DATA TO EXAMINE:
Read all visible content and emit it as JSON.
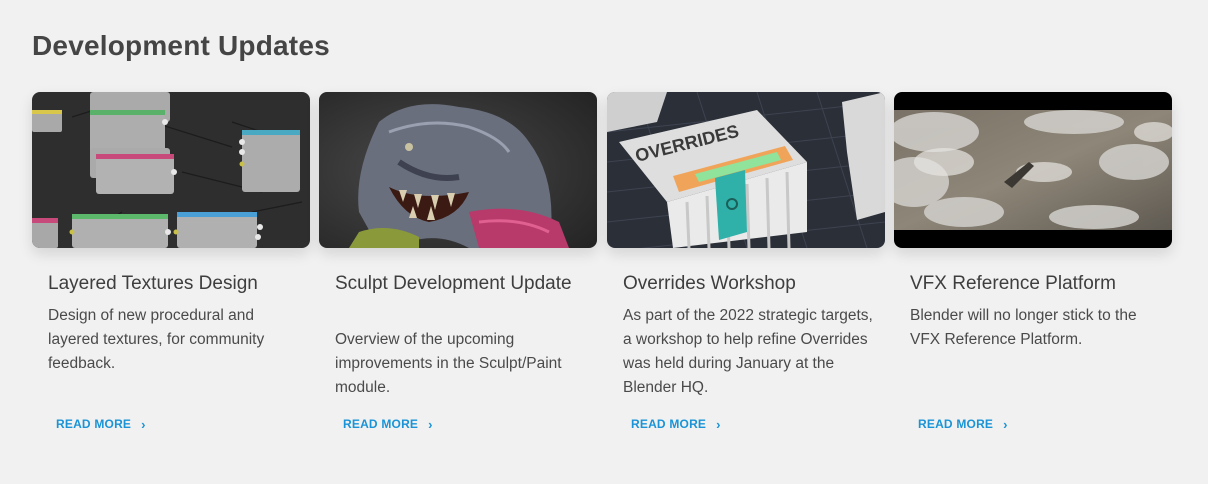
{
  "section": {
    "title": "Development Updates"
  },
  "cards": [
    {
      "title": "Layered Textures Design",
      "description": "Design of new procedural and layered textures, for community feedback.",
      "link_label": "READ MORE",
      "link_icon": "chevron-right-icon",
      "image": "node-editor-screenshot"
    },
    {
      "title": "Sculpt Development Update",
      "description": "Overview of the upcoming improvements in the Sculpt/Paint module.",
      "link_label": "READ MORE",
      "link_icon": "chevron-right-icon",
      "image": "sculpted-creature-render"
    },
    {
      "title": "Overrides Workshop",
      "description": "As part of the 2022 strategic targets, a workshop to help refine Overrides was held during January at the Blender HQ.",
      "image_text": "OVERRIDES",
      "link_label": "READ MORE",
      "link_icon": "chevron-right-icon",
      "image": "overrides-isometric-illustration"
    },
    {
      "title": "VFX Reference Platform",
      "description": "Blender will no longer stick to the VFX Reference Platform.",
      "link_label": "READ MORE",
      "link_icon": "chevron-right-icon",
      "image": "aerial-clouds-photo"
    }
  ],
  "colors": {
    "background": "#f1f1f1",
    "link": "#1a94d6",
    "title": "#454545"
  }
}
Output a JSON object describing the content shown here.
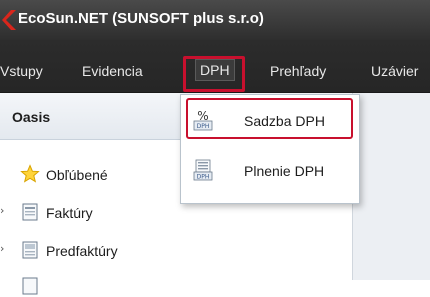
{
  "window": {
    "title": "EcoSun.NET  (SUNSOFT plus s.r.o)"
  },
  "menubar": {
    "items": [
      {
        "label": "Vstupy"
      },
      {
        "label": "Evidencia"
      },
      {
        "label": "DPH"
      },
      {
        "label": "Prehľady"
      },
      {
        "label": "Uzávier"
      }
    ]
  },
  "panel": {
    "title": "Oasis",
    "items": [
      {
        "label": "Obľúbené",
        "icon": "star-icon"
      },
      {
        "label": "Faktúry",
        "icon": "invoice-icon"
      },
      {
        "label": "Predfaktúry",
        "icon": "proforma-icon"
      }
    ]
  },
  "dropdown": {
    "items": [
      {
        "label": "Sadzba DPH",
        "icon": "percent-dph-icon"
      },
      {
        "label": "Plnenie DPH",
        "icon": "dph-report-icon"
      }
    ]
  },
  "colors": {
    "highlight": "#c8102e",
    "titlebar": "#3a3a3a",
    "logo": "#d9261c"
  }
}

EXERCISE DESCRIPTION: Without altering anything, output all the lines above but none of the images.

OUTPUT FOR THIS TASK:
Read all visible content and emit it as JSON.
{
  "section": {
    "title": "Development Updates"
  },
  "cards": [
    {
      "title": "Layered Textures Design",
      "description": "Design of new procedural and layered textures, for community feedback.",
      "link_label": "READ MORE",
      "link_icon": "chevron-right-icon",
      "image": "node-editor-screenshot"
    },
    {
      "title": "Sculpt Development Update",
      "description": "Overview of the upcoming improvements in the Sculpt/Paint module.",
      "link_label": "READ MORE",
      "link_icon": "chevron-right-icon",
      "image": "sculpted-creature-render"
    },
    {
      "title": "Overrides Workshop",
      "description": "As part of the 2022 strategic targets, a workshop to help refine Overrides was held during January at the Blender HQ.",
      "image_text": "OVERRIDES",
      "link_label": "READ MORE",
      "link_icon": "chevron-right-icon",
      "image": "overrides-isometric-illustration"
    },
    {
      "title": "VFX Reference Platform",
      "description": "Blender will no longer stick to the VFX Reference Platform.",
      "link_label": "READ MORE",
      "link_icon": "chevron-right-icon",
      "image": "aerial-clouds-photo"
    }
  ],
  "colors": {
    "background": "#f1f1f1",
    "link": "#1a94d6",
    "title": "#454545"
  }
}
Output a JSON object describing the content shown here.
{
  "window": {
    "title": "EcoSun.NET  (SUNSOFT plus s.r.o)"
  },
  "menubar": {
    "items": [
      {
        "label": "Vstupy"
      },
      {
        "label": "Evidencia"
      },
      {
        "label": "DPH"
      },
      {
        "label": "Prehľady"
      },
      {
        "label": "Uzávier"
      }
    ]
  },
  "panel": {
    "title": "Oasis",
    "items": [
      {
        "label": "Obľúbené",
        "icon": "star-icon"
      },
      {
        "label": "Faktúry",
        "icon": "invoice-icon"
      },
      {
        "label": "Predfaktúry",
        "icon": "proforma-icon"
      }
    ]
  },
  "dropdown": {
    "items": [
      {
        "label": "Sadzba DPH",
        "icon": "percent-dph-icon"
      },
      {
        "label": "Plnenie DPH",
        "icon": "dph-report-icon"
      }
    ]
  },
  "colors": {
    "highlight": "#c8102e",
    "titlebar": "#3a3a3a",
    "logo": "#d9261c"
  }
}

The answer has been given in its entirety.